My family’s ability to not worry too much about hurricanes probably dates back to my grandmother Agnes, who was born in Winter Park in 1900. [Note: She loved the beach, and her family would make the all-day trek to New Smyrna via horse and buggy and then ferry once they reached the intracoastal waterway. She and her sister Eleanor built a ocean-front home just as soon as they could afford to, and she would often spend weeks there at a time.] Part of our family lore now tells of Agnes and her sister sitting on the porch merrily watching Hurricane Betsy roll through. [Note: Eleanor’s husband was terrified!]
These hurricane stories entered my mind as Big Dog rounded the corner to head home. [Note: Big Cat has decided he is tired of walking and has rolled over onto his back in the middle of the street. I grunted as I picked up his 20+ pounds of sagging furry flesh lest a car decides to make a late night run.] Thus burdened, my mind returned to our neighborhood and how it changed in just a few short hours of Charley’s temper tantrum. All three oak trees down in our front yard. At least a hundred uprooted along the streets of our neighborhood, fully blocking the driveways, tearing down telephone wires and electricity. People had nearly drowned in their own sweat as the hot days slowly passed, and even worse, they suddenly had to entertain bored children who had no X-Boxes to play and no televisions or DVDs to watch.
Water stations were even taken offline. [Note: I am on the same a power grid as a nearby water station, so we received power back with three days. My brother who lived one street over had to wait over two weeks for power! Muhahaha! Okay, okay, I let his family spend quite a bit of time at my house…they even bathed in our pool!]
As Big Cat and I continued to walk [Note: I walked. Big Cat rode on my weary shoulder.] it was hard to believe our idyllic little neighborhood had ever been so rudely uprooted. New trees have matured to take the place of their fallen brothers. Grass and bushes have covered the scars in the earth. Memories have long forgotten the days of misery we all spent inside our houses, jumping into pools for showers, leaving windows open while hoping for a breath of wind. Thankfully, no sign of destruction was now visible.

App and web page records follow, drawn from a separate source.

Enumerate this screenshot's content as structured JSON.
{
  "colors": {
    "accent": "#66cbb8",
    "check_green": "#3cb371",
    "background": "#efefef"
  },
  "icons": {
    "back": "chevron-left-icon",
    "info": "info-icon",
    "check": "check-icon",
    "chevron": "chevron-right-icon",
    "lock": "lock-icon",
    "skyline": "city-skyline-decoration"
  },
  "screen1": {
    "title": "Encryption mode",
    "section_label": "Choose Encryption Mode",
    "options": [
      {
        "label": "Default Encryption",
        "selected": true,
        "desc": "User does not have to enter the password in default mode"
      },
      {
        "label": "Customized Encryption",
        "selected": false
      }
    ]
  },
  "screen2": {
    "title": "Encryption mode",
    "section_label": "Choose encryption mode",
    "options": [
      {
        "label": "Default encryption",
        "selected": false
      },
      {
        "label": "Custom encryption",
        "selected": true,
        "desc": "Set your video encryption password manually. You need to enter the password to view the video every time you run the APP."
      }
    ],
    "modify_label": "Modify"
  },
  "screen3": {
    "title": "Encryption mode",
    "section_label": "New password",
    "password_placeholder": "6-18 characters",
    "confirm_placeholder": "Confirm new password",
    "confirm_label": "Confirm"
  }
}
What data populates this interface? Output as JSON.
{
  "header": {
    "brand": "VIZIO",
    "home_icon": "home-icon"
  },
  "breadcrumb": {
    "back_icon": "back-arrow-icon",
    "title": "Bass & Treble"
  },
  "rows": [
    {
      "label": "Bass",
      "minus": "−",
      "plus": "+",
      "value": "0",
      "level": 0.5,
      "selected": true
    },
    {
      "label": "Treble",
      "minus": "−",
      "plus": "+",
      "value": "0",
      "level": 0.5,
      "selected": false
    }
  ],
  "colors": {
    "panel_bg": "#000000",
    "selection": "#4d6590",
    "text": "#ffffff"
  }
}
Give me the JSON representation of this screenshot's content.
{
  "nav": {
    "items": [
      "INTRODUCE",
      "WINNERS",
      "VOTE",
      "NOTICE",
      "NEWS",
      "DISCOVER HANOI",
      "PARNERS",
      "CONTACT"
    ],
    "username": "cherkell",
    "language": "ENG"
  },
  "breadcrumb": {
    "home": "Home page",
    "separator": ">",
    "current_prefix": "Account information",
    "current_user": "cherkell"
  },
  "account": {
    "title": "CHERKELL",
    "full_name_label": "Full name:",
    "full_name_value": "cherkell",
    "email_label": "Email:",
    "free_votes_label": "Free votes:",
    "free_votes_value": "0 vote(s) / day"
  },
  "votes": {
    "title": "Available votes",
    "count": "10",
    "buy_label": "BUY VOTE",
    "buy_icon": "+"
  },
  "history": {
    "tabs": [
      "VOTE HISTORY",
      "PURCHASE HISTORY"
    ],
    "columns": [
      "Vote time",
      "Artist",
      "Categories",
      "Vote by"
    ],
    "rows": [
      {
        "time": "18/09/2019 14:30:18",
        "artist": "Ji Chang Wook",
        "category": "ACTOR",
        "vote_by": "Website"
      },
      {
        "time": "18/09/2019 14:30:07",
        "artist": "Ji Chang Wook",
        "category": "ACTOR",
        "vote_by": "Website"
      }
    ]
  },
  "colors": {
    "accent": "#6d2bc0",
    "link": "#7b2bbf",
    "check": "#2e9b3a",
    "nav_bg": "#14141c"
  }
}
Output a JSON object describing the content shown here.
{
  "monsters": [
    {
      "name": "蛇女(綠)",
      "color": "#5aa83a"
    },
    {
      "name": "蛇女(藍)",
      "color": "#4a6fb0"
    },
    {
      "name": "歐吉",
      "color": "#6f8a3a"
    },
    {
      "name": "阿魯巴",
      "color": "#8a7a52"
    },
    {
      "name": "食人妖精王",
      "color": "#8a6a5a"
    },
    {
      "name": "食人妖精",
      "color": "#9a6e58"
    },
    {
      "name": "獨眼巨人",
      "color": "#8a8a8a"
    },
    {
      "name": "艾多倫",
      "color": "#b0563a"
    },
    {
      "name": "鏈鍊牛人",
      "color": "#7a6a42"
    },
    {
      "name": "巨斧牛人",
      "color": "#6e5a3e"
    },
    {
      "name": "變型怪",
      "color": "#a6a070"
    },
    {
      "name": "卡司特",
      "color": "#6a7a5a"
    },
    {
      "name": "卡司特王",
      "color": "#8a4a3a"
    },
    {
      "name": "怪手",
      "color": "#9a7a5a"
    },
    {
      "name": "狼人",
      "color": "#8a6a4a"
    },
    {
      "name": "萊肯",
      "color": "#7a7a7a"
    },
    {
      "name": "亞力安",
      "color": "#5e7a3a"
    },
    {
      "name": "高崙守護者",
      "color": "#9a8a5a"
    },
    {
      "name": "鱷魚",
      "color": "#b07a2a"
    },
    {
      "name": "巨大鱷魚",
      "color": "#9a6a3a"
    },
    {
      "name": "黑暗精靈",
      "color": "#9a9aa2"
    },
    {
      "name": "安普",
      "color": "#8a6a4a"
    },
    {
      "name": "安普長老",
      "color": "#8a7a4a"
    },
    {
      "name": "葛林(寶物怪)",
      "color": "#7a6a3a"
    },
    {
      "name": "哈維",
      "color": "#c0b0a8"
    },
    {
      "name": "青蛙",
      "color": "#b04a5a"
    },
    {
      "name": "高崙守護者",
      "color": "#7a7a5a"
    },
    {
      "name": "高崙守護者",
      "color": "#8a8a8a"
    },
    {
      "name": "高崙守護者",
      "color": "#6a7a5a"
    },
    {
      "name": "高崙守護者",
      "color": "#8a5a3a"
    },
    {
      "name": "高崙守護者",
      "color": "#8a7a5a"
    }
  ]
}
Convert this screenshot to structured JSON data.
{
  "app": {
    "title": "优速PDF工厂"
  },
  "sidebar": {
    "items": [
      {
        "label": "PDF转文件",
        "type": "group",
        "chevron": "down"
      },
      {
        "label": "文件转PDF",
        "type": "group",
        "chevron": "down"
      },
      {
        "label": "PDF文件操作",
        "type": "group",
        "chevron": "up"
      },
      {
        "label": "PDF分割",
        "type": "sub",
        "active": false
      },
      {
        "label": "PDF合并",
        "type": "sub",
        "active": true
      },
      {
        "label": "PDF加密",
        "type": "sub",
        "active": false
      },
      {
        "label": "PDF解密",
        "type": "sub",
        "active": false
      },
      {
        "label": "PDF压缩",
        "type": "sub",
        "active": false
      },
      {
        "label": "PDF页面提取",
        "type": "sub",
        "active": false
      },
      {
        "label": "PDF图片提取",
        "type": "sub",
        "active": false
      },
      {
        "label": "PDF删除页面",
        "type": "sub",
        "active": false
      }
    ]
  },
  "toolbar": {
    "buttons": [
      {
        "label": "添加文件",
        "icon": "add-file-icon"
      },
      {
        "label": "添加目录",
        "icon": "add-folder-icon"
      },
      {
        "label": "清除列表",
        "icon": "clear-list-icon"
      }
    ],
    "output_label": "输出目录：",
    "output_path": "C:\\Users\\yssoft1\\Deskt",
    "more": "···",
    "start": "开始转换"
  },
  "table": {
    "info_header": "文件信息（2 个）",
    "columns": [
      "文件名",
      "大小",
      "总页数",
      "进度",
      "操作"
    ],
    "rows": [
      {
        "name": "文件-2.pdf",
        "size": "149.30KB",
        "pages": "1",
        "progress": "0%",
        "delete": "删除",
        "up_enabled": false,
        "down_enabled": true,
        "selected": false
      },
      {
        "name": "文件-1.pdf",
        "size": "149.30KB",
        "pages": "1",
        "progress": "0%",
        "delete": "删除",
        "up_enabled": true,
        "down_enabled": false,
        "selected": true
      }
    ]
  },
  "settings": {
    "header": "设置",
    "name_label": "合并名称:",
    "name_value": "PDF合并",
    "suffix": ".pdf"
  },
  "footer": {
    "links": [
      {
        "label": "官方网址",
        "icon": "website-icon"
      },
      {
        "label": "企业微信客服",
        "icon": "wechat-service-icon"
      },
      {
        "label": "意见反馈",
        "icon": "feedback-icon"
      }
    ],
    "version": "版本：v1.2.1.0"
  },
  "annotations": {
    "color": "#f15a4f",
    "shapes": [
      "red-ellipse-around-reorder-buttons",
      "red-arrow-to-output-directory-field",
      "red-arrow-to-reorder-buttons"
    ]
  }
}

Central Florida had seen the worst of a hurricane (a rare occurence in the middle of the state) but we had also seen the best in our neighbors. Strangers walked around with chainsaws. [Note: I normally run from strangers with chainsaws.] Those with power ran extensions cords to the needy. People smiled and offered water or ice to passersby. Children played in the streets. And so, another set of Dicken’s words come to mind this Christmas: “It was the best of times, it was the worst of times…” I met neighbors I never even knew I had! [Note: I have rarely seen them in the years since.]
So, this holiday season, as I continue to find things I am thankful for, I’ve decided several things:
1) Big Cat needs to go on a diet.
2) Be thankful 2009 was hurricane light.
3) Appreciate my neighbors more.
4) Love Central Florida for everything it offers.
5) Cherish the times we have–both good and bad–because sometimes they are the only times you have.
[Note: My brother passed away last year. Every memory really does count; even those that include bathing miserably in a swimming pool.]